What do you do when your SCOBY hotel is overflowing? (1) Give away your SCOBY to a friend. (2) Compost the SCOBY – add it directly to your garden or put it in the green bin. Or (3) Make SCOBY fruit leather!
This was a great little successful experiment in my kitchen. I had SCOBYs I did not know what to do with and willing kid taste testers.
Why would you eat the SCOBY culture?
The SCOBY is the Symbiotic Culture of Bacteria and Yeast or the mother that ferments sugar tea into kombucha. Each brew cycle would create a new SCOBY layer. If you brew kombucha regularly, pretty soon you’ll have more SCOBYs than you know what to do with.
The SCOBY is made of cellulose and a great source of insoluble fibre. Insoluble fibre helps our digestive system remove waste.1
To make SCOBY fruit leather, you’ll need 2 cups of SCOBYs and 1/2 – 1 cup of kombucha. You’ll also need 1 cup of fruit (I used frozen wild blueberries) and 1/4 cup of raw honey or maple syrup.
Blueberries are rich in antioxidants, and raw honey or maple syrup are great natural sweeteners.
How do I make SCOBY Fruit Leather?
In your high-speed blender, add the SCOBYs and about 1/2 cup of kombucha. Blend on high until the SCOBY is thoroughly broken down and the mixture is smooth. You may add more kombucha as needed to help it along.
Once the mixture is smooth, add the fruit and honey or maple syrup. Blend again on high until throughly combined.
Don’t you just love that purple colour from those blueberries!
Pour half of the mixture onto your parchment-paper-lined dehydrator tray (or baking sheet for the oven). Using a spatula, spread the mixture around as evenly as you can until it is about 1/8 to 1/4 inch thick. Do the same for the rest of the mixture on the other dehydrator tray or sheet.
For the dehydrator
Place the trays in the dehydrator and let it run at 125°F for at least 8 hours. Depending on your environment and humidity, it may need some more time to dry. Check after 8 hours to see if the fruit leather is ready. If it’s not quite dry yet, run the dehydrator for another hour then check again.
For the oven
Place the baking sheets in the oven and bake at 170ºF for 4-7 hours. The timing would vary depending on the amount of liquid in your mixture. Check at 4 hours. If the middle part is not yet set and dry, bake for another hour then check again.
Rolling it all up
Once dried, take a pair of scissors and cut the fruit leather and parchment paper into strips. Roll up the strips or cut them into smaller pieces.

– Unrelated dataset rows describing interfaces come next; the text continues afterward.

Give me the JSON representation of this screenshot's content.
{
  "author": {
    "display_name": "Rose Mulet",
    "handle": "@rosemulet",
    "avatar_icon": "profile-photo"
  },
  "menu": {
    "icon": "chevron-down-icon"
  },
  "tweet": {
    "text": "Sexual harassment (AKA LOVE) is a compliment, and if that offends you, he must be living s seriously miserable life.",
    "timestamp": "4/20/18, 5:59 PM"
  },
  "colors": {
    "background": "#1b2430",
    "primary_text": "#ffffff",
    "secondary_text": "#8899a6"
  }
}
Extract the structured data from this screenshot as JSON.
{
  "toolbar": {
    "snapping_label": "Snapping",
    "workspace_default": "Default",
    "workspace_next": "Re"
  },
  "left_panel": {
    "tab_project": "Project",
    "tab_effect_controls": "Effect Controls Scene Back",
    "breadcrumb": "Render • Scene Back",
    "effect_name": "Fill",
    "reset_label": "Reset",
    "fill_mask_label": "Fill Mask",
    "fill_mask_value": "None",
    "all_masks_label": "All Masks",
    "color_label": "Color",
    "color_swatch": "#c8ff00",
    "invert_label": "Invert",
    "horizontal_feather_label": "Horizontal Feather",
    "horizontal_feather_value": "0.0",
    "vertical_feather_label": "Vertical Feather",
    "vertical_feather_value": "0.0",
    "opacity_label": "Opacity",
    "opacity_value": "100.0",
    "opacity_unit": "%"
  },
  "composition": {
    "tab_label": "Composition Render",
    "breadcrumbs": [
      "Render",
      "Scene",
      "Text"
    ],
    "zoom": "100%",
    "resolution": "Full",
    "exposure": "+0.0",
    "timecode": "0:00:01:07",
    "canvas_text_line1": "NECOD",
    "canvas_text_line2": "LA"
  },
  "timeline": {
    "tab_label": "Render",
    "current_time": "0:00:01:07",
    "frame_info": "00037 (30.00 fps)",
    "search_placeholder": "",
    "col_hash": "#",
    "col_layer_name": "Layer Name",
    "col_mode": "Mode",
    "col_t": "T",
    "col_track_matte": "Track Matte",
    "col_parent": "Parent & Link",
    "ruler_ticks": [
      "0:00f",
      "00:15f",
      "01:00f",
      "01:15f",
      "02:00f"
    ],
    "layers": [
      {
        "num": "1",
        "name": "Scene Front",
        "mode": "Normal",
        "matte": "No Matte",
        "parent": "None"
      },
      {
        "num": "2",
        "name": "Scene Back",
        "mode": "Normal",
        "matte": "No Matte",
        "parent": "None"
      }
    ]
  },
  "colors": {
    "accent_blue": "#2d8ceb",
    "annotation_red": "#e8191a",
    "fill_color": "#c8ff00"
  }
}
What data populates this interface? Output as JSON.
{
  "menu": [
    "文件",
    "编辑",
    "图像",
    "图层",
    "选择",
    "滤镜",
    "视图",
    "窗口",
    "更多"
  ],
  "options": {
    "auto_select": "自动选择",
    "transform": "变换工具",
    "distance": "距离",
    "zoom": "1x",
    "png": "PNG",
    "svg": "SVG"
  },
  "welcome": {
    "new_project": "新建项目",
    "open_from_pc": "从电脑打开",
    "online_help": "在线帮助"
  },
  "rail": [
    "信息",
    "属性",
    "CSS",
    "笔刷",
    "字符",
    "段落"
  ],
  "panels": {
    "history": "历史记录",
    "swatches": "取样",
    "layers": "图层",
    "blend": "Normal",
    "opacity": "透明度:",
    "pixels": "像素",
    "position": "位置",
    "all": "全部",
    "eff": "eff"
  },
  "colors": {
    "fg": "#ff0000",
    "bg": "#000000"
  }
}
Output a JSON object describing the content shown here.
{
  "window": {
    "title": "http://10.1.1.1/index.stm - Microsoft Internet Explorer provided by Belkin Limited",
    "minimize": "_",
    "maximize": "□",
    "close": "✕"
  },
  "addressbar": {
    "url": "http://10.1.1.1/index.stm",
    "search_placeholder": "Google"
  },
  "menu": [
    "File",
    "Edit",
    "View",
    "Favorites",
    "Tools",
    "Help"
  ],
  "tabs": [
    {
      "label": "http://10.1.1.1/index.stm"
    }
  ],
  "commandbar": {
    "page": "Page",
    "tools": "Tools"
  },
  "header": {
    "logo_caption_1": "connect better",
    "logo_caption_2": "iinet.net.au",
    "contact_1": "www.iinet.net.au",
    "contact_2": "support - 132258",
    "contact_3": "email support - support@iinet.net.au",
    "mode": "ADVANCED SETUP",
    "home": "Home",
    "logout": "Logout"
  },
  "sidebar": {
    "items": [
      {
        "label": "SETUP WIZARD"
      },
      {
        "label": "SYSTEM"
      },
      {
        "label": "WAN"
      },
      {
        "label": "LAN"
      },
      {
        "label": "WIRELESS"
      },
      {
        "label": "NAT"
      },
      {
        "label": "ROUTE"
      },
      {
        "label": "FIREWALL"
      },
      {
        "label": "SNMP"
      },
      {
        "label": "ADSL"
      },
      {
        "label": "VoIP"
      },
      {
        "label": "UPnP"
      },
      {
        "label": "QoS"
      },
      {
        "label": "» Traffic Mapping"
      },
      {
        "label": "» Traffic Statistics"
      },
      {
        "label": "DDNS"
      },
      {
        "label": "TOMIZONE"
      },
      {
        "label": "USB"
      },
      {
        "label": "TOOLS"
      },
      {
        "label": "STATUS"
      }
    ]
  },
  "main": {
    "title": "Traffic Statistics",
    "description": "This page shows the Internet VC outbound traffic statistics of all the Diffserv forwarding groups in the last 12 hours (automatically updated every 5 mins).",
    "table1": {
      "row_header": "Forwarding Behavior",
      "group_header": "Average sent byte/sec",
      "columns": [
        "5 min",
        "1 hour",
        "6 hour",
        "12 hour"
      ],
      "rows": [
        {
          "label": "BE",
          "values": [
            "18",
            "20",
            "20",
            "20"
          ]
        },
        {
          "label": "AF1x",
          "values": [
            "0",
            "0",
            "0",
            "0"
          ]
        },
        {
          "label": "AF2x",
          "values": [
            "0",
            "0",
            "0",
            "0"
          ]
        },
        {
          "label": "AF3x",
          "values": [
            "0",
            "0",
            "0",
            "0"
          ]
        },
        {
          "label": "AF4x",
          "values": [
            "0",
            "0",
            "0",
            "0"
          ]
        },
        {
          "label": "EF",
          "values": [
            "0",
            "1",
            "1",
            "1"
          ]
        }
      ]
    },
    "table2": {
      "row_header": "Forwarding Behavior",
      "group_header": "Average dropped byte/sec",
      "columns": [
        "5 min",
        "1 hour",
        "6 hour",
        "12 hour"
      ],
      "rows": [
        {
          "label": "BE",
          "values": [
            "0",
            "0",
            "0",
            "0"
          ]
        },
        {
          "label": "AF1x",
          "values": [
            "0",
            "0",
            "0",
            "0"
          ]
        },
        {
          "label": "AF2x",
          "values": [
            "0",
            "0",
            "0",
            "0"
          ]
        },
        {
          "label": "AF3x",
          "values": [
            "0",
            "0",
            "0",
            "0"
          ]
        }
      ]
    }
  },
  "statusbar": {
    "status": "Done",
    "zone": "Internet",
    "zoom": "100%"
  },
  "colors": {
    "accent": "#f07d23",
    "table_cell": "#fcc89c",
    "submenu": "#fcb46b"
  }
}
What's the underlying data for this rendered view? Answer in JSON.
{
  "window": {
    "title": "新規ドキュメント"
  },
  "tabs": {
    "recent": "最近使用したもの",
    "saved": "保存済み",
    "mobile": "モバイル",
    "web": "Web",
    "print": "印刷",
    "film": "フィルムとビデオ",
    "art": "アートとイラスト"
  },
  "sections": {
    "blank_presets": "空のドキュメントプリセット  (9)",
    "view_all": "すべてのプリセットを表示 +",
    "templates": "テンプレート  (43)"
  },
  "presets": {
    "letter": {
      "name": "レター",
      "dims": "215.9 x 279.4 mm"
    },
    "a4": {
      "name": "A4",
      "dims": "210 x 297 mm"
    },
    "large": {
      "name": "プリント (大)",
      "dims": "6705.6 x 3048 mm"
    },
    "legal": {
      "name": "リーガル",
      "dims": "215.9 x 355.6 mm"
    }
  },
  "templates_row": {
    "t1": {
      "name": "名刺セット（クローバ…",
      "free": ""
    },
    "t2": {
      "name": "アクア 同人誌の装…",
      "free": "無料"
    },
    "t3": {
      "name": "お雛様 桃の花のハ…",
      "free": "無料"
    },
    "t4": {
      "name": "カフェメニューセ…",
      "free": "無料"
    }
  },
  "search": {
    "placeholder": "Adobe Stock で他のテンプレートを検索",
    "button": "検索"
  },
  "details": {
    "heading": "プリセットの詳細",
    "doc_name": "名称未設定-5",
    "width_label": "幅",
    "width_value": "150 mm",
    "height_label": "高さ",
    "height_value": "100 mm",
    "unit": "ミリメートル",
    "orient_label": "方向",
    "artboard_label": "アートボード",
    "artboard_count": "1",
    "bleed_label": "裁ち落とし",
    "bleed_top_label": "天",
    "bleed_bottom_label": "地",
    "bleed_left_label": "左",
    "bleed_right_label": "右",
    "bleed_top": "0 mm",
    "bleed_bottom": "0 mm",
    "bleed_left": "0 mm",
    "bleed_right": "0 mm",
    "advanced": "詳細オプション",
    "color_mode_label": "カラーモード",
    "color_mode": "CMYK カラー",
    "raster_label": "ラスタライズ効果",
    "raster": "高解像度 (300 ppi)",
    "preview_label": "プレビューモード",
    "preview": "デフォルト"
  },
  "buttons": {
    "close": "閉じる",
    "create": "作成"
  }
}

I cut these into smaller rollups and my kids enjoyed their “candy” so much I had to make some more!
Have you tried this recipe? Please leave a comment or rating below!
Try my other fermented food recipes too:
- Fermented Salsa
- Make Your Own Kombucha Sourdough Starter
- Pineapple Kombucha Green Smoothie
- Watermelon Kombucha Shake
SCOBY Fruit Leather
- 2 cups SCOBY
- ½ - 1 cup kombucha
- 1 cup fruit fresh or frozen
- ½ cup raw honey or maple syrup
Dehydrator: Line 2 dehydrator trays with parchment paper.
Oven: Preheat oven to 170ºF. Line 2 rimmed baking sheets with parchment paper or silicone baking mats.
In a high-speed blender, add the SCOBYs and ½ cup of kombucha. Blend until smooth. Add more kombucha as needed.
Add fruit and honey or maple syrup. Blend again until smooth.
Pour half the mixture onto the parchment-paper-lined dehydrator tray or baking sheet. Using a spatula, spread around as evenly as possible until ⅛ to ¼ inch thick. Do the same for the rest of the mixture on the 2nd tray or sheet.
Dehydrator: Place the trays in the dehydrator and let dry at 125ºF for at least 8 hours. If not yet fully dry, dry for another hour until fully set.
Oven: Place the sheets in the oven and bake for 4-7 hours. Check at 4 hours if the middle part is dry and set, otherwise, bake for another hour until everything is dry.
Once dry, cut fruit leather and parchment paper into strips using scissors.
Roll up and enjoy!
- Crum, Hannah, et al. “Consuming Your Cultures.” The Big Book of Kombucha: Brewing, Flavoring, and Enjoying the Health Benefits of Fermented Tea, Storey Publishing, 2016, p. 297.